- _WORK INSTRUCTIONS_: Every line in the records below that holds "icon" must be identified and copied.
---
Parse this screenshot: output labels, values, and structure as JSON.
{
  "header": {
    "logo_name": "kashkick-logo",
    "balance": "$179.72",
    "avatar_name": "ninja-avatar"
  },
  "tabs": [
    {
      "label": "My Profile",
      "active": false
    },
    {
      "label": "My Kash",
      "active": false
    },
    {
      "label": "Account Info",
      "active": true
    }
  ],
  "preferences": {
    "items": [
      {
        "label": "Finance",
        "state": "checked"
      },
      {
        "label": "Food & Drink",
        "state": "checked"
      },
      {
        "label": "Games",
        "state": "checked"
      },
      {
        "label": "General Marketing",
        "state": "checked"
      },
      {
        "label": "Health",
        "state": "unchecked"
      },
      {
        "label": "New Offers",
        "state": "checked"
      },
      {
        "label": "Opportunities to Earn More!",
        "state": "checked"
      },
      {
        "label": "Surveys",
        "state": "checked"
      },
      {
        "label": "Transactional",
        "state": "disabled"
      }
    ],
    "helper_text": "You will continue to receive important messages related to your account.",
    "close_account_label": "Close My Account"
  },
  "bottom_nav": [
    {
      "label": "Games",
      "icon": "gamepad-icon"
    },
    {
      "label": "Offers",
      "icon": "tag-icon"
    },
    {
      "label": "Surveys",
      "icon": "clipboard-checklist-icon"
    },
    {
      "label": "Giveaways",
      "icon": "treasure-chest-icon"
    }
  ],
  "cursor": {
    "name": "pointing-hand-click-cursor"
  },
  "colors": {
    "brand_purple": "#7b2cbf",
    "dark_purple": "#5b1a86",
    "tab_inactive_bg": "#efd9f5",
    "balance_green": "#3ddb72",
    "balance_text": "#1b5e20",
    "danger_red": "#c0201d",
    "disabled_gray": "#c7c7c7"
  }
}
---
- _ANSWER FOR THIS EXERCISE_:
      "icon": "gamepad-icon"
      "icon": "tag-icon"
      "icon": "clipboard-checklist-icon"
      "icon": "treasure-chest-icon"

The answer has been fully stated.